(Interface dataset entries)
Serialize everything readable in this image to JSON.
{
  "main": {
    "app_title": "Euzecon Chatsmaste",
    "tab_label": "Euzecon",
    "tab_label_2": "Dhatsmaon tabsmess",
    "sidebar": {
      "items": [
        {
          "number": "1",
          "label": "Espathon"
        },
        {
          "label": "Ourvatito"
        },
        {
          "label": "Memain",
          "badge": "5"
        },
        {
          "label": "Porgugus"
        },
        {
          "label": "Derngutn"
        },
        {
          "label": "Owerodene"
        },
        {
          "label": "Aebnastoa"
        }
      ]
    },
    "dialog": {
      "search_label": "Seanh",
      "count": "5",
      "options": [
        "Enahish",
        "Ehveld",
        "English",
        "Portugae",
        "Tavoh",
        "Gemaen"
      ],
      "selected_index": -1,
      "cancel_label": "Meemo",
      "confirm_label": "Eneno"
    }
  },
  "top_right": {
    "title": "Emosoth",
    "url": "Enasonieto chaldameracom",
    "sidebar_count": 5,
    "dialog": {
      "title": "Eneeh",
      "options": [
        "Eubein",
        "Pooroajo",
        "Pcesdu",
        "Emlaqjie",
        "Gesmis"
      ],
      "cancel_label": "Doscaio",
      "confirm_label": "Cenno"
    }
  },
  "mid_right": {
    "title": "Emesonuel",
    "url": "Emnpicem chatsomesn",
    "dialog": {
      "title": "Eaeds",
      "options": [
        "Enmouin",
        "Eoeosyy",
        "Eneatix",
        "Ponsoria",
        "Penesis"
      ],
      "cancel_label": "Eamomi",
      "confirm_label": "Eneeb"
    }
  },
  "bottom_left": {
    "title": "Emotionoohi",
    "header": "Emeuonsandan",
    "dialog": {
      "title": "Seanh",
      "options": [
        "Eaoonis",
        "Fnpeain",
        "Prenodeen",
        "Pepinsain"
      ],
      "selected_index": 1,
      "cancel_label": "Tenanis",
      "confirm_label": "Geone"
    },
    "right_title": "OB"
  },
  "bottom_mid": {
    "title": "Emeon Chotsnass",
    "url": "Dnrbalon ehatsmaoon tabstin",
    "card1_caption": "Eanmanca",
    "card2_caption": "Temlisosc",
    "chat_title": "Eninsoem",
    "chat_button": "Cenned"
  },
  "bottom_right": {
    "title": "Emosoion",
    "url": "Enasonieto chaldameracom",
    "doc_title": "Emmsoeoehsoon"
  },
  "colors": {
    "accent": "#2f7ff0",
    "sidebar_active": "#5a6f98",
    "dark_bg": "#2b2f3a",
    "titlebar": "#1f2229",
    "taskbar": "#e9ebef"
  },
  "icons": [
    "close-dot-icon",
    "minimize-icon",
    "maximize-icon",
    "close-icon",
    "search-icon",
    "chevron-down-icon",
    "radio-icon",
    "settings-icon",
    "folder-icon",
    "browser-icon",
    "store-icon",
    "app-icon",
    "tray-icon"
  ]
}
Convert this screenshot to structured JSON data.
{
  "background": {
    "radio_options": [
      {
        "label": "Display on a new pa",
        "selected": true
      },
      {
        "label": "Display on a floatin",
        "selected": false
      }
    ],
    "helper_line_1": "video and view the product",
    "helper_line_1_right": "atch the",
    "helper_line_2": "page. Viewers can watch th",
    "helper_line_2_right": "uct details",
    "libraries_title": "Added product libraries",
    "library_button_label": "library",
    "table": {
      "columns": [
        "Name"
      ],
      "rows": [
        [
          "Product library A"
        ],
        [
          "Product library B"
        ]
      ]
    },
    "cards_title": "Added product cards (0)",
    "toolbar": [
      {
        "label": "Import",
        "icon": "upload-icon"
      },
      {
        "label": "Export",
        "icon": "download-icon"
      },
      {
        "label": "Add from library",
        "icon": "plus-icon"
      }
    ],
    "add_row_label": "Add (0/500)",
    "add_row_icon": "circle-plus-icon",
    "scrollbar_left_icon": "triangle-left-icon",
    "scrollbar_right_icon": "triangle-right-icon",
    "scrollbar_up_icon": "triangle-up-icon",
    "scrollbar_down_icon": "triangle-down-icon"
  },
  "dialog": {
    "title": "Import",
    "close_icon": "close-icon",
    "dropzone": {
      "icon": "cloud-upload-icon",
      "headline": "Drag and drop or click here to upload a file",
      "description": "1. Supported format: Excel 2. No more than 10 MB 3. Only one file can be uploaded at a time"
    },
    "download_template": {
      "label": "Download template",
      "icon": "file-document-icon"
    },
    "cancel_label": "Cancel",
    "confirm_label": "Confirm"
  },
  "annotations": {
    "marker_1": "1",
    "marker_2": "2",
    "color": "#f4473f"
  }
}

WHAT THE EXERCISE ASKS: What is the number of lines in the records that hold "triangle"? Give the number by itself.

YOUR SOLUTION: 4